It's not exactly the end of an era, but it is the end of the series, as well as the end of Daredevil's days in New York as Mark Waid and Chris Samnee wrap up another phase of Matt Murdock's life in "Daredevil" #36. The surprising cliffhanger from last issue sets up a rapid sequence of events in this one that lead to a life-changing moment for both of Murdock's personas, and a new status quo that will kick off the new series next month.
Waid crafts a near-perfectly paced final chapter, kicking the issue off with a brief, low-key flashback that gives a deliberately foggy (pun intended) indication of Matt's plan, without looking too closely (pun intended again) at the specifics. This gives some shape to Matt's seemingly reckless revelation last issue, but allows for some surprises to still emerge here. Waid then returns the story to the present in the immediate aftermath, and after the immediate fallout, from last issue. Samnee boldly illustrates the ramifications, both literally and figuratively, in a sequence that includes a deceptively simple but effective single-page layout.
From there, Waid and Samnee collaborate on carefully building the story with an ever-increasing level of tension, carried equally by Waid's script and Samnee's layouts, unfolding in the most fitting environment that such a story could: in the courtroom, which is now a venue appropriate for both Murdock and Daredevil, in light of this fresh disclosure. (A spoiler alert and an early conclusion for readers who don't know and don't want to know the nature of the big surprise: anyone who's even remotely enjoyed Waid's run on this title should stop reading here and pick up this thrilling and satisfying final issue.)
For those who already know the big secret, Waid's decision to have Matt out himself as Daredevil is a daring move (pun still intended) that's both smart and timely. Yes, Brian Michael Bendis went down a similar path already, and got years' worth of terrific stories out of it, but a reveal like this is not only the proverbial genie that can't be put back in the bottle, but also one that many would have thought couldn't be uncorked again.
Waid, however, has found a way to do exactly that, by taking the total opposite approach in the form of a willing, courageously-motivated outing this time.

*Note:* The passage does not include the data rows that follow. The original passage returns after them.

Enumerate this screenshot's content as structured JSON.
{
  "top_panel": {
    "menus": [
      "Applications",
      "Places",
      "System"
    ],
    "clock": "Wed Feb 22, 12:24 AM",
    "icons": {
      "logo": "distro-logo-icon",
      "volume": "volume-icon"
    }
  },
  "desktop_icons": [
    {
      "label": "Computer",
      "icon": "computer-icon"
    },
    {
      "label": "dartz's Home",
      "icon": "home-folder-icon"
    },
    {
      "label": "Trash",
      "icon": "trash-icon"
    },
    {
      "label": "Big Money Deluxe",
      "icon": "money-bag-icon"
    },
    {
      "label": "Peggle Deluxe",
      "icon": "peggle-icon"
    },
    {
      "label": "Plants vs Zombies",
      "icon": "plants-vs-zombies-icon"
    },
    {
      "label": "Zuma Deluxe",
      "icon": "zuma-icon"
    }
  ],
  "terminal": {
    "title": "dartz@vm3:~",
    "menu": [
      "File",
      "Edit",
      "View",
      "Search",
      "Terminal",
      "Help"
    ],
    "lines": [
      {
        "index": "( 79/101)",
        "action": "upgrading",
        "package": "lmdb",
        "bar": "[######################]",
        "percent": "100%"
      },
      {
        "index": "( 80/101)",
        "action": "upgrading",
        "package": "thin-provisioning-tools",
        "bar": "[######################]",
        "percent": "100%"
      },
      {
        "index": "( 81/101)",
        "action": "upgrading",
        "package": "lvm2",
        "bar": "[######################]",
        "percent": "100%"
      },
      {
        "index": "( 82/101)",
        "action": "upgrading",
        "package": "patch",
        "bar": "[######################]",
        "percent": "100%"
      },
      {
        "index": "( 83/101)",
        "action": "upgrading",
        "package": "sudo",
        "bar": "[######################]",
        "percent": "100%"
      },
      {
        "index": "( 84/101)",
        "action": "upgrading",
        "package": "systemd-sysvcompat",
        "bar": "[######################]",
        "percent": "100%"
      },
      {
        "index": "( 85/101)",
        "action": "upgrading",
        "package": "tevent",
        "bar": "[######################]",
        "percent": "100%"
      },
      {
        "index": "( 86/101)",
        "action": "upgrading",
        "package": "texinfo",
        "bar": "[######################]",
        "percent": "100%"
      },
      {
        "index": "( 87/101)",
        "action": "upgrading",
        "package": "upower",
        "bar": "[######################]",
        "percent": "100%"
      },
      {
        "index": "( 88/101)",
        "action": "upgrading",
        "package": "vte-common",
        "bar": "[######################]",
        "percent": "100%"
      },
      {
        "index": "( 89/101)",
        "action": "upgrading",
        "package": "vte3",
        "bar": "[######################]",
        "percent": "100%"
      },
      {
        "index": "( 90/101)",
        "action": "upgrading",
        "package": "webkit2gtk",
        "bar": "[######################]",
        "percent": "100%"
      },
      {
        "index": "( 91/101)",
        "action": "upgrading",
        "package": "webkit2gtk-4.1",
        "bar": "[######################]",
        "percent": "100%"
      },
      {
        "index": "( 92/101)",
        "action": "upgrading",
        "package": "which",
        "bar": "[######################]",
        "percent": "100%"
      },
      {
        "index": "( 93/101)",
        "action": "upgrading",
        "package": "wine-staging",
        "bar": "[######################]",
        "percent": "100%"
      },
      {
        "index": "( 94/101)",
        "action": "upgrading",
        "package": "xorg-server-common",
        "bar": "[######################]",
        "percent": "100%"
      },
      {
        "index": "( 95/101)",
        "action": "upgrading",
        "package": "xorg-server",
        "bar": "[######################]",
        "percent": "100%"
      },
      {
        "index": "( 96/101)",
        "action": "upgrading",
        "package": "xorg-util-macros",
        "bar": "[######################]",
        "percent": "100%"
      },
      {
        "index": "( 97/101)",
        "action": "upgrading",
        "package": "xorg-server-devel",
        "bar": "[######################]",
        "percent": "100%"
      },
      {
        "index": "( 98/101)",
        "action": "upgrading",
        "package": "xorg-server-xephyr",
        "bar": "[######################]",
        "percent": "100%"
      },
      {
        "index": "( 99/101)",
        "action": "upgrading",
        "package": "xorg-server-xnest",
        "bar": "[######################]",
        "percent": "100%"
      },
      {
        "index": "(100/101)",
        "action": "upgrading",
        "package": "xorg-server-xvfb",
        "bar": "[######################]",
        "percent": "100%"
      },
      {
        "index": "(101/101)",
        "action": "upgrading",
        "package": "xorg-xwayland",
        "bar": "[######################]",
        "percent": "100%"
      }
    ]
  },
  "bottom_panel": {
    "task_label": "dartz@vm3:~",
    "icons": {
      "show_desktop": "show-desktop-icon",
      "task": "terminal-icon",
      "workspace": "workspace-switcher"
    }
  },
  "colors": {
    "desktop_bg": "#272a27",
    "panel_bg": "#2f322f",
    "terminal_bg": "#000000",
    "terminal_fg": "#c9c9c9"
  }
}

It comes across as fresh because it's a heroic move here, rather than a villainous one, and at the same time ties off all of the lingering doubts that every writer since Bendis has had to address at some point or another. There is no genie to deal with anymore, and Waid can now focus on another whole set of consequences, as well on a Matt Murdock that's comfortable with his decision, something that truly has not been addressed before.
As one character mentions to Daredevil, "you really lead with your face, don't you?" That has been nature of Waid's Matt Murdock throughout his run, epitomized here in this issue, and that statement is also a stage-setter for the upcoming series. "Daredevil" #36 is not only a superb ending to a storyline, and to the series, but also a fitting example of why Waid's series has been so incredible, with a Matt Murdock who's consistently been heroically bold, brash, and a man who is truly without fear. And that is not a pun.